Whether or Not to Circumcise

Reasons why parents decide to circumcise or not to circumcise.

Deciding whether or not to circumcise your infant son is not an easy choice. Whatever your reason for or against the surgery, it ultimately comes down to a very personal decision. Interestingly, this is one practice that even the American Academy of Pediatrics (AAP) leaves to opinion. Until recently, the AAP had said they were neither for nor against infant circumcision. However, in their most recent review of the practice, the organization revised its policy stating that the preventative health benefits of infant circumcision clearly outweigh the risks. The AAP also emphasized that the procedure should be covered by third-party payers, including Medicaid, so more families have access to it. But, the organization still stopped short of recommending circumcision routinely for all infant boys, saying it’s up to parents to weigh the health, cultural and religious implications to make the best decision for their child.

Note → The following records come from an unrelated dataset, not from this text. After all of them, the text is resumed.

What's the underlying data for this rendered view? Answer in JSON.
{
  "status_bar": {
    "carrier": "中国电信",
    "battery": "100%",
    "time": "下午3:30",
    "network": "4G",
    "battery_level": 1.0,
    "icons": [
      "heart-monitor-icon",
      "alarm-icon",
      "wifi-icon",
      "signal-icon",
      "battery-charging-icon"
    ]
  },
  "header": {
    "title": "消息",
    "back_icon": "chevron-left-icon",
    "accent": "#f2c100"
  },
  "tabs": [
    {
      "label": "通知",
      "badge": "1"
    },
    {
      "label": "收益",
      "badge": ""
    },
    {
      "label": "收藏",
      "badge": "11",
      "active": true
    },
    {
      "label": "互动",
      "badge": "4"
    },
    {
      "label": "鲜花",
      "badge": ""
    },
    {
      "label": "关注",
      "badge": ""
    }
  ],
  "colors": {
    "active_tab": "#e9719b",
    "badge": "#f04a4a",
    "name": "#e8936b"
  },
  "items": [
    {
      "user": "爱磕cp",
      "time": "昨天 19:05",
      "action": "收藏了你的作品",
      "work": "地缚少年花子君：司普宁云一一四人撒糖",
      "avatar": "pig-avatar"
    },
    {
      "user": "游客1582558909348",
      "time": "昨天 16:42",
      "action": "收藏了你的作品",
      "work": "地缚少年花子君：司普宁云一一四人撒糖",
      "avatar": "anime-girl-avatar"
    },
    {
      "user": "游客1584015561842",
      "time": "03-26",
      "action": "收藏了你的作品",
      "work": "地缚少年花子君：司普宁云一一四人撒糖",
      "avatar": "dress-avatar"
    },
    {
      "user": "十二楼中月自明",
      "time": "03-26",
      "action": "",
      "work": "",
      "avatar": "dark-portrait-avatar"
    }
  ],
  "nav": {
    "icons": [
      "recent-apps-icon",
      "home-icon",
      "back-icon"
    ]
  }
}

Just to be clear, circumcision is a surgical procedure that removes the foreskin, a small flap of skin that covers the tip of the penis, and is generally performed in the days after birth. Many people of Jewish and Muslim faith circumcise their sons because of their religious beliefs. Other parents choose to snip for hygiene reasons, believing it’s easier to keep a circumcised penis clean, or even cosmetic ones, wanting junior to “look like dad.”

The AAP’s previous policy statement, published in 1999 and affirmed in 2005, took a somewhat neutral stance on circumcision, noting “potential medical benefits,” but saying it’s “not essential to the child’s current well-being.” However, an AAP task force formed in 2007 examined scientific studies conducted between 1995 through 2010 to evaluate if a revision was needed. The new, stronger language is a result of emerging evidence that found links between circumcision and decreased risk of urinary tract infections, some kinds of cancer, HPV, HIV and other sexually transmitted diseases. “The evidence was becoming clearer, and it’s now obvious there’s a preventative effect,” says Michael Brady, M.D., chairman of the department of pediatrics at Nationwide Children’s Hospital in Columbus, OH, and a member of the AAP task force.

The Circumcision Debate

Circumcision used to be a  routine practice in the U.S., but rates have continuously declined over the past several years. The Centers for Disease Control and Prevention now estimate that a little more than half of all infant males are circumcised. Globally, about 30 percent of men are circumcised, although rates range drastically from country to country.

Passionate opponents of circumcision call the procedure barbaric. The Internet, and its increasing use as a resource for medical decisions, has helped anti-circumcision groups get their message out. “We believe that circumcision of children violates numerous legal rights of the child and is highly unethical, if not unlawful,” says a public notice posted by on a website for the organization Doctors Opposing Circumcision.

Some groups have even tried to make the practice illegal. Activists in San Francisco proposed a measure to ban circumcision, but it was struck down by California Governor Jerry Brown. Courts in Germany recently called circumcision “grievous bodily harm,” and ruled that the “fundamental right of the child to bodily integrity outweighed the fundamental rights of the parents.”

Because circumcision is such a sensitive issue, moral or religious concerns might be more important than medical studies to many parents. “It’s a reduction of risk, not an elimination,” says Dr. Brady. “We recognize some people have very strong personal feelings about this issue, and those should be used in any decision-making.”

Choosing Circumcision

For those parents that do choose to circumcise, the decision doesn’t stop there. They also have to choose between knife or not. Most circumcisions in the U.S. are done with one of three devices: the Mogen Clamp, the Plastibell and the Gomco clamp.

The Mogen clamp is a scissor-like device consisting of two flat blades that are clamped over the foreskin, cutting off blood flow. A scalpel is then used to slice away the tip of the foreskin.

The Plastibell is a plastic device that is placed over the head of the penis, under the foreskin. The doctor or nurse then ties a string around the foreskin, cutting off circulation. The string may be used as a guide for the surgical removal of the foreskin, or the Plastibell may be left on for a week or so, after which the dead foreskin will fall off on its own.

The Gomco clamp is also inserted between the head of the penis and the foreskin. Again, the surgeon clamps the device over the foreskin, cutting off circulation. After about five minutes, the blood around the clamp will begin to clot, and the surgeon uses a scalpel to cut away the foreskin.

It’s best to discuss these options with your doctor to see what he or she recommends several months before birth. That way everyone is clear on the procedure in advance.

Before you make the decision, Dr. Brady suggests talking to your doctor about the health benefits and risks, and doing your homework to make sure whoever is performing the procedure has been properly trained, will perform the surgery in a sterile environment and use analgesia for pain relief. Regardless of your decision, Dr. Brady says parents should be clear on how to care for their newborn’s penis, cut or uncut.

Categories: Little Ones